decreased its size. Since then electronic fibers were introduced to
manipulate the structure of the “smart” fabric thus magnifying the
strength of movement while wearing the suit. Making the user of it,
astoundingly stronger. I knew that hours in the gym would not be
needed for what would be a grueling rock-climbing trip, because my
hire suit enhanced my strength five fold. The trip turned out to be
great, getting to the top was definitely worth the now-easy trip.
Next month we will go kite surfing, I think I might need hire the
Some great science fiction movies have depicted the protagonist sitting in front of a beautiful landscape with chirping birds and incredible gardens (Aliens, Total Recall, etc). Spooky Science Fiction has yet again struck close to reality.
Called the SkyCeiling, it uses high resolution imagery on embedded image tiles to give the looker a true 3D experience. Some of the technology they use in developing the SkyCeiling is used currently to treat seasonal depression. It provides “daylight-balanced light (the same light used to treat Seasonal Affective Disorder) for rich color rendition and recognition as ‘natural’ daylight.” The hope is that the product would help sooth and calm people in hospitals who are unnerved by the white and sterile environment.
Paul Saffo recently gave a talk to the Long Now
Foundation entitled: Paul Saffo recently gave a talk to the
Now Foundation entitled: “Secret’s to effective
forecasting.’ In it, Saffo argued that “inflection points are

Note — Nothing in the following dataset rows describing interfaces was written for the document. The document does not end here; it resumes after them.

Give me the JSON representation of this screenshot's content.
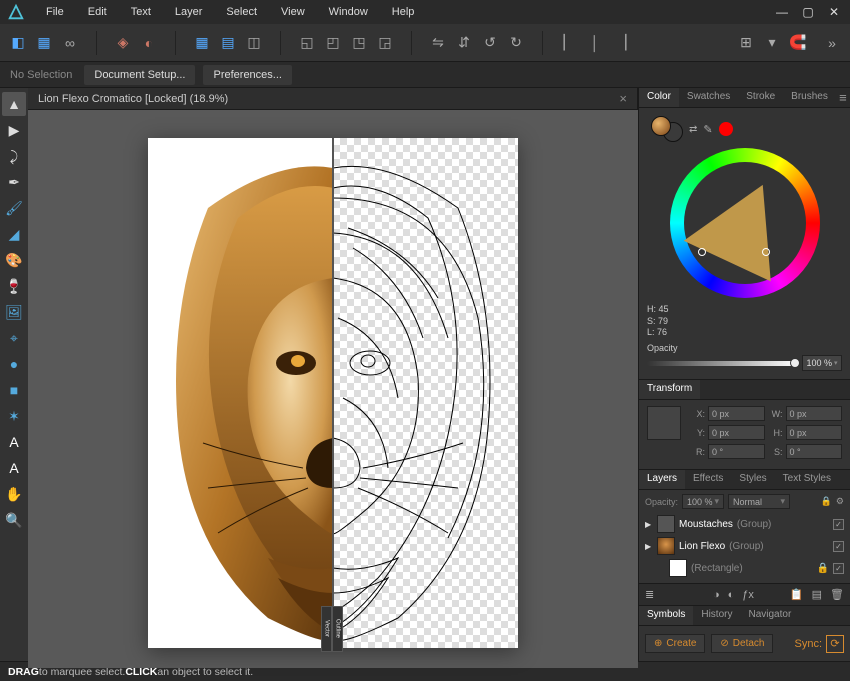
{
  "menubar": {
    "items": [
      "File",
      "Edit",
      "Text",
      "Layer",
      "Select",
      "View",
      "Window",
      "Help"
    ]
  },
  "contextbar": {
    "selection": "No Selection",
    "buttons": [
      "Document Setup...",
      "Preferences..."
    ]
  },
  "document": {
    "tab_title": "Lion Flexo Cromatico [Locked] (18.9%)"
  },
  "split_view": {
    "left_mode": "Vector",
    "right_mode": "Outline"
  },
  "color_panel": {
    "tabs": [
      "Color",
      "Swatches",
      "Stroke",
      "Brushes"
    ],
    "active_tab": "Color",
    "well_color": "#c58a3f",
    "secondary_chip": "#ff0000",
    "hsl": {
      "h_label": "H:",
      "h": "45",
      "s_label": "S:",
      "s": "79",
      "l_label": "L:",
      "l": "76"
    },
    "opacity_label": "Opacity",
    "opacity_value": "100 %"
  },
  "transform": {
    "header": "Transform",
    "x_label": "X:",
    "x": "0 px",
    "y_label": "Y:",
    "y": "0 px",
    "w_label": "W:",
    "w": "0 px",
    "h_label": "H:",
    "h": "0 px",
    "r_label": "R:",
    "r": "0 °",
    "s_label": "S:",
    "s": "0 °"
  },
  "layers_panel": {
    "tabs": [
      "Layers",
      "Effects",
      "Styles",
      "Text Styles"
    ],
    "active_tab": "Layers",
    "opacity_label": "Opacity:",
    "opacity_value": "100 %",
    "blend_mode": "Normal",
    "layers": [
      {
        "name": "Moustaches",
        "group": "(Group)",
        "has_children": true,
        "thumb": "dark",
        "locked": false,
        "visible": true
      },
      {
        "name": "Lion Flexo",
        "group": "(Group)",
        "has_children": true,
        "thumb": "lion",
        "locked": false,
        "visible": true
      },
      {
        "name": "(Rectangle)",
        "group": "",
        "has_children": false,
        "thumb": "white",
        "locked": true,
        "visible": true
      }
    ],
    "footer_fx": "ƒx"
  },
  "symbols_panel": {
    "tabs": [
      "Symbols",
      "History",
      "Navigator"
    ],
    "active_tab": "Symbols",
    "create": "Create",
    "detach": "Detach",
    "sync_label": "Sync:"
  },
  "statusbar": {
    "drag": "DRAG",
    "t1": " to marquee select. ",
    "click": "CLICK",
    "t2": " an object to select it."
  },
  "tools": {
    "list": [
      "move-tool",
      "node-tool",
      "corner-tool",
      "pen-tool",
      "brush-tool",
      "fill-tool",
      "gradient-tool",
      "transparency-tool",
      "place-tool",
      "crop-tool",
      "shape-ellipse-tool",
      "shape-rect-tool",
      "shape-star-tool",
      "text-tool",
      "frame-text-tool",
      "pan-tool",
      "zoom-tool"
    ]
  }
}
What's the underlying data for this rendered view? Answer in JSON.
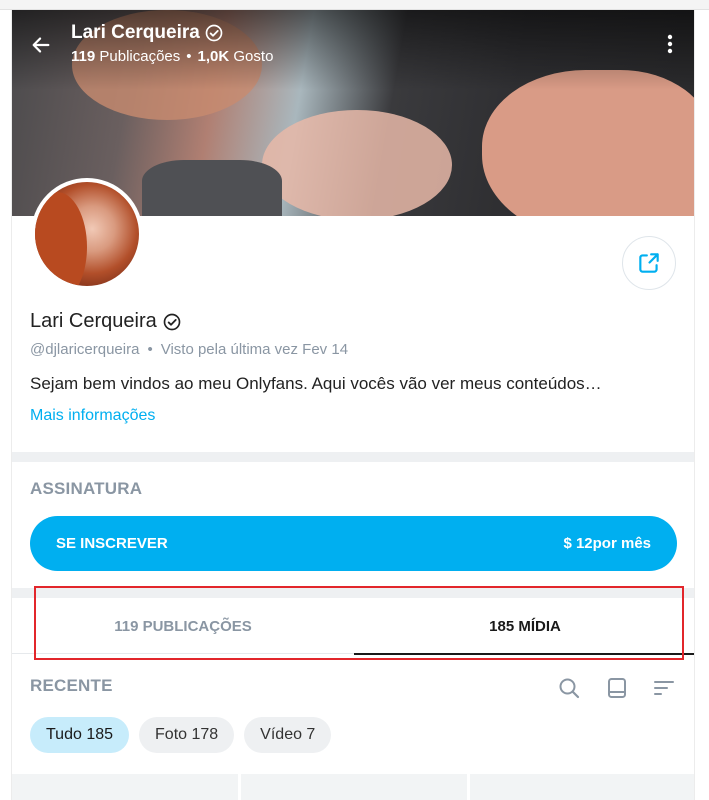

tiptoeing past us all the time.” To make his point, he used the
example of how no robotic cars finished the DARPA Grand Challenge in 2004, but all 23 cars
started and finished the race just a year later. (For readers
interested in a more in-depth look at this exponential-like
progress, I’d recommend this old post).
Saffo went on to advise forecasters to look for things that
don’t fit. Using the earlier example, he noted how at the same time
robotic cars were achieving their extraordinary progress; there was
a massive 108 car pile-up of “human-driven” automobiles on a
highway in California. Saffo’s point was that the two events point
to a possible future scenario whereby robotic-driven cars become